= Beginning of Section =

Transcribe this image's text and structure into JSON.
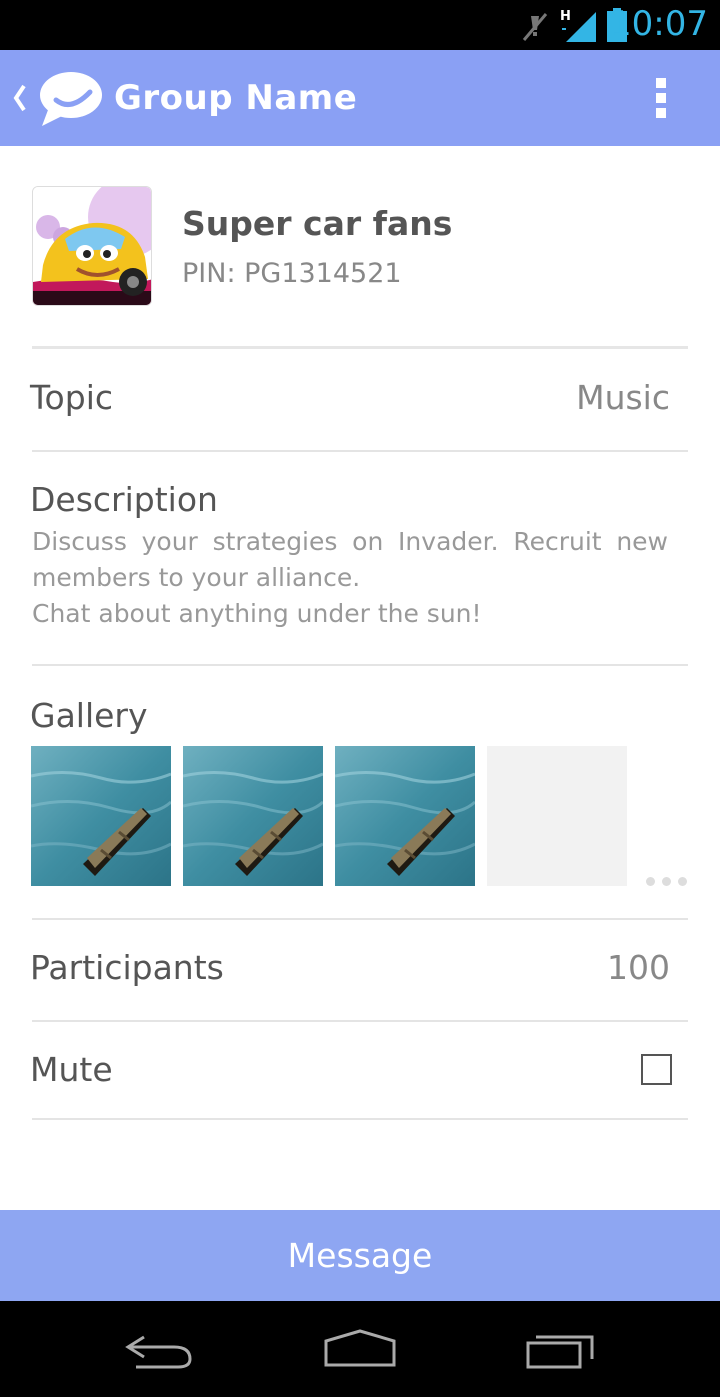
{
  "status_bar": {
    "time": "10:07",
    "icons": [
      "mute-icon",
      "signal-icon",
      "battery-icon"
    ],
    "network_label": "H"
  },
  "action_bar": {
    "title": "Group Name",
    "background": "#8aa0f4"
  },
  "group": {
    "name": "Super car fans",
    "pin": "PIN: PG1314521"
  },
  "topic": {
    "label": "Topic",
    "value": "Music"
  },
  "description": {
    "label": "Description",
    "lines": [
      "Discuss your strategies on Invader. Recruit new members to your alliance.",
      "Chat about anything under the sun!"
    ]
  },
  "gallery": {
    "label": "Gallery",
    "items": [
      "boat-photo",
      "boat-photo",
      "boat-photo",
      "empty-slot"
    ]
  },
  "participants": {
    "label": "Participants",
    "value": "100"
  },
  "mute": {
    "label": "Mute",
    "checked": false
  },
  "message_button": {
    "label": "Message",
    "background": "#8ea6f2"
  },
  "colors": {
    "accent": "#8aa0f4",
    "status_time": "#33b5e5"
  }
}
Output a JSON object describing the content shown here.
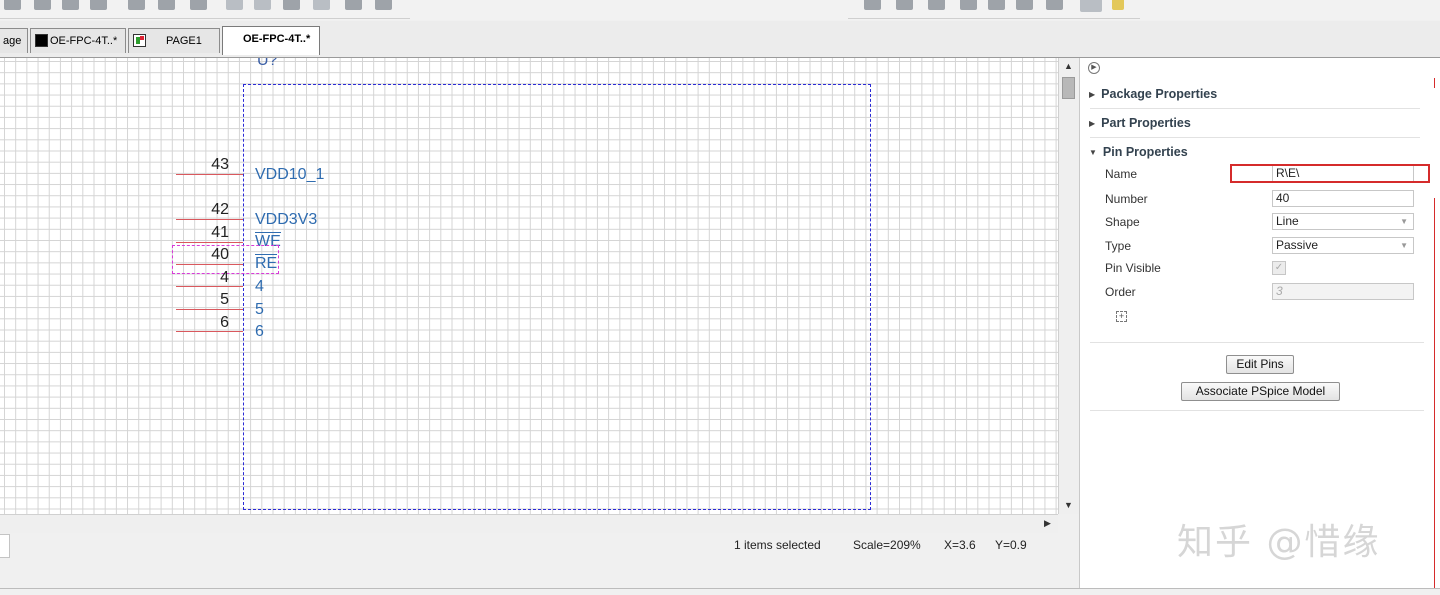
{
  "tabs": [
    {
      "label": "age",
      "icon": "none"
    },
    {
      "label": "OE-FPC-4T..*",
      "icon": "schematic-icon"
    },
    {
      "label": "PAGE1",
      "icon": "page-icon"
    },
    {
      "label": "OE-FPC-4T..*",
      "icon": "none",
      "active": true
    }
  ],
  "part": {
    "reference": "U?",
    "pins": [
      {
        "number": "43",
        "name": "VDD10_1",
        "overbar": false
      },
      {
        "number": "42",
        "name": "VDD3V3",
        "overbar": false
      },
      {
        "number": "41",
        "name": "WE",
        "overbar": true
      },
      {
        "number": "40",
        "name": "RE",
        "overbar": true,
        "selected": true
      },
      {
        "number": "4",
        "name": "4",
        "overbar": false
      },
      {
        "number": "5",
        "name": "5",
        "overbar": false
      },
      {
        "number": "6",
        "name": "6",
        "overbar": false
      }
    ],
    "colors": {
      "body_border": "#2b2bd6",
      "pin_line": "#d9585d",
      "pin_name": "#2f6cb0",
      "selection": "#d83ad8"
    }
  },
  "status": {
    "items_selected": "1 items selected",
    "scale": "Scale=209%",
    "x": "X=3.6",
    "y": "Y=0.9"
  },
  "panel": {
    "sections": {
      "package": "Package Properties",
      "part": "Part Properties",
      "pin": "Pin Properties"
    },
    "pin_props": {
      "name_label": "Name",
      "name_value": "R\\E\\",
      "number_label": "Number",
      "number_value": "40",
      "shape_label": "Shape",
      "shape_value": "Line",
      "type_label": "Type",
      "type_value": "Passive",
      "visible_label": "Pin Visible",
      "visible_checked": true,
      "order_label": "Order",
      "order_value": "3"
    },
    "buttons": {
      "edit_pins": "Edit Pins",
      "associate_pspice": "Associate PSpice Model"
    },
    "highlight_color": "#d52b2b"
  },
  "watermark": "知乎 @惜缘"
}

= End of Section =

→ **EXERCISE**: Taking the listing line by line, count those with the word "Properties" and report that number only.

→ **ANSWER TO THIS TASK**: 3